■ RECORDS SHOWN:
-.-.-
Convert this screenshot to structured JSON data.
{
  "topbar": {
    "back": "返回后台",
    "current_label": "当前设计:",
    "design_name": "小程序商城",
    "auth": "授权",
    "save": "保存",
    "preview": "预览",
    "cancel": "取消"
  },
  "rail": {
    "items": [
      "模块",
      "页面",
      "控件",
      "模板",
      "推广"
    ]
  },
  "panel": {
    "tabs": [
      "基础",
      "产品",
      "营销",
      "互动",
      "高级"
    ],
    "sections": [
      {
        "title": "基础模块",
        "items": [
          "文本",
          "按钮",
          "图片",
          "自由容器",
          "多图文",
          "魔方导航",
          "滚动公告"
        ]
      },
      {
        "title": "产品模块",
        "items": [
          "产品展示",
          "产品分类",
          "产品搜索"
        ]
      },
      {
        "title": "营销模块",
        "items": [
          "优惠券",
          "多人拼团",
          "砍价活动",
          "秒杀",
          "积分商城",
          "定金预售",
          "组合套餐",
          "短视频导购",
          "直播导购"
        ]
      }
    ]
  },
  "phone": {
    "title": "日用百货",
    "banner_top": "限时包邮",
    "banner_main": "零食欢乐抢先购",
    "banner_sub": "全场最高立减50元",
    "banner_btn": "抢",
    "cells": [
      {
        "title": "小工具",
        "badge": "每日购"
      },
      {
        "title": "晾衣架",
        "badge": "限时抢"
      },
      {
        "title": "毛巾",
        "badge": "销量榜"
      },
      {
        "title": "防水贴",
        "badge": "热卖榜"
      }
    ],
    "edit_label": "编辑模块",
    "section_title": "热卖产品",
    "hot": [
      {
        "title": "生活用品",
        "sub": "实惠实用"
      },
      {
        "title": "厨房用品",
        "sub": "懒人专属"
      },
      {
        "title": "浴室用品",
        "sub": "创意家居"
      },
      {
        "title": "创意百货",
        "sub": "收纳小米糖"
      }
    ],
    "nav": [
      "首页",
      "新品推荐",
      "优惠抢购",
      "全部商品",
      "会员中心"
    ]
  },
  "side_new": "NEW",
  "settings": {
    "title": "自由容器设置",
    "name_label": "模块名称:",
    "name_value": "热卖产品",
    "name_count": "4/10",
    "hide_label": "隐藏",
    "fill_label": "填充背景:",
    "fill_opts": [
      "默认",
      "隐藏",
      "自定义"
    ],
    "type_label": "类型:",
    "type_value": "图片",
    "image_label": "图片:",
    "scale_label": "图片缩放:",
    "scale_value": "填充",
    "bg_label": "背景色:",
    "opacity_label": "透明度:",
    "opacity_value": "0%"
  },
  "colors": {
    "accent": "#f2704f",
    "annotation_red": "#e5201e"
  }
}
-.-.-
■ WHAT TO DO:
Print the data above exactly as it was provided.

■ WORKED SOLUTION:
Convert this screenshot to structured JSON data.
{
  "topbar": {
    "back": "返回后台",
    "current_label": "当前设计:",
    "design_name": "小程序商城",
    "auth": "授权",
    "save": "保存",
    "preview": "预览",
    "cancel": "取消"
  },
  "rail": {
    "items": [
      "模块",
      "页面",
      "控件",
      "模板",
      "推广"
    ]
  },
  "panel": {
    "tabs": [
      "基础",
      "产品",
      "营销",
      "互动",
      "高级"
    ],
    "sections": [
      {
        "title": "基础模块",
        "items": [
          "文本",
          "按钮",
          "图片",
          "自由容器",
          "多图文",
          "魔方导航",
          "滚动公告"
        ]
      },
      {
        "title": "产品模块",
        "items": [
          "产品展示",
          "产品分类",
          "产品搜索"
        ]
      },
      {
        "title": "营销模块",
        "items": [
          "优惠券",
          "多人拼团",
          "砍价活动",
          "秒杀",
          "积分商城",
          "定金预售",
          "组合套餐",
          "短视频导购",
          "直播导购"
        ]
      }
    ]
  },
  "phone": {
    "title": "日用百货",
    "banner_top": "限时包邮",
    "banner_main": "零食欢乐抢先购",
    "banner_sub": "全场最高立减50元",
    "banner_btn": "抢",
    "cells": [
      {
        "title": "小工具",
        "badge": "每日购"
      },
      {
        "title": "晾衣架",
        "badge": "限时抢"
      },
      {
        "title": "毛巾",
        "badge": "销量榜"
      },
      {
        "title": "防水贴",
        "badge": "热卖榜"
      }
    ],
    "edit_label": "编辑模块",
    "section_title": "热卖产品",
    "hot": [
      {
        "title": "生活用品",
        "sub": "实惠实用"
      },
      {
        "title": "厨房用品",
        "sub": "懒人专属"
      },
      {
        "title": "浴室用品",
        "sub": "创意家居"
      },
      {
        "title": "创意百货",
        "sub": "收纳小米糖"
      }
    ],
    "nav": [
      "首页",
      "新品推荐",
      "优惠抢购",
      "全部商品",
      "会员中心"
    ]
  },
  "side_new": "NEW",
  "settings": {
    "title": "自由容器设置",
    "name_label": "模块名称:",
    "name_value": "热卖产品",
    "name_count": "4/10",
    "hide_label": "隐藏",
    "fill_label": "填充背景:",
    "fill_opts": [
      "默认",
      "隐藏",
      "自定义"
    ],
    "type_label": "类型:",
    "type_value": "图片",
    "image_label": "图片:",
    "scale_label": "图片缩放:",
    "scale_value": "填充",
    "bg_label": "背景色:",
    "opacity_label": "透明度:",
    "opacity_value": "0%"
  },
  "colors": {
    "accent": "#f2704f",
    "annotation_red": "#e5201e"
  }
}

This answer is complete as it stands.